Liberty University President Jerry Falwell Jr. said he's asked the FBI to investigate a "criminal conspiracy" against him that he alleges has been orchestrated by disgruntled former board members and employees of the evangelical Christian college.
“Our attorneys have determined that this small group of former board members and employees, they’re involved in a criminal conspiracy, are working together to steal Liberty property in the form of emails and provided them to reporters," Falwell told The Hill.
The accusations come after Politico published a story Monday, citing unnamed sources only described as current or former officials or associates of Falwell, alleging the university president "presides over a culture of self-dealing" that has inappropriately benefited him and his family.
Falwell, one of President Trump's earliest and staunchest supporters, has also come under increased scrutiny recently over his personal life and business investments, including his involvement in a Miami hostel.
Falwell claimed the emails were leaked as part of an "attempted coup" to oust him as school president, in part because of his support for Trump and the school's financial stress following the death of his father — Rev. Jerry Falwell, the evangelist who founded Liberty and served as Moral Majority leader before dying in 2007 — as "leverage to take over."
Speaking to the Associated Press, Falwell said he's "not going to dignify the lies that were reported yesterday with a response, but I am going to the authorities and I am going to civil court." He referred to the reporter who wrote the story as a "little boy."
Falwell added Liberty University has hired "the meanest lawyer in New York," whom he declined to identify, to pursue civil cases.
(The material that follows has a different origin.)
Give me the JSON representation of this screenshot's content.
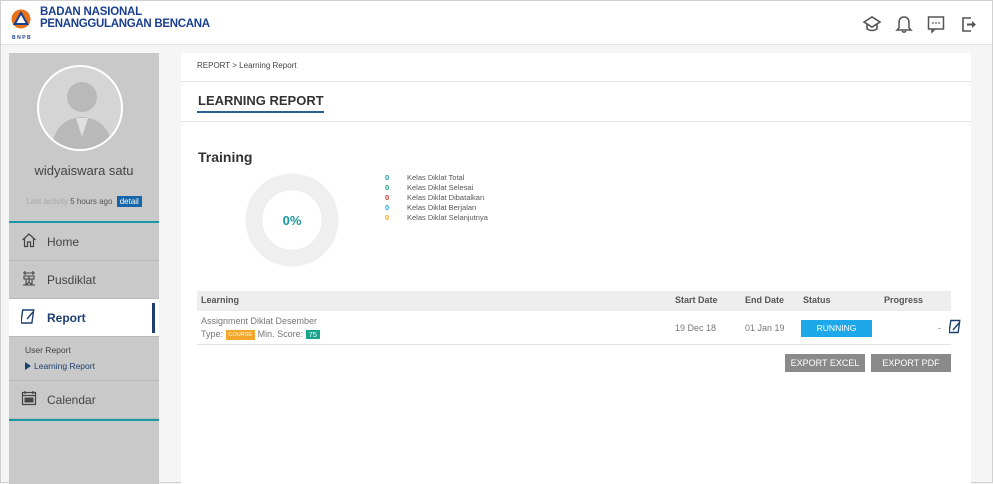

Falwell also declined to identify the people he said were spreading the emails.
"Liberty owns every single one of those emails. It's our property. They were working for us when they used our server," he told the AP. "Our policies make it clear every email sent on our server is owned by Liberty and if anybody shares it with anybody outside Liberty, it is theft. And so that's the underlying crime."
Liberty was founded in 1971 with just 154 students, but now boasts an enrollment of more than 100,000, including those in its massive online education program. It has become an influential hub of conservative politics, frequented by candidates courting evangelical voters.
The Associated Press contributed to this report.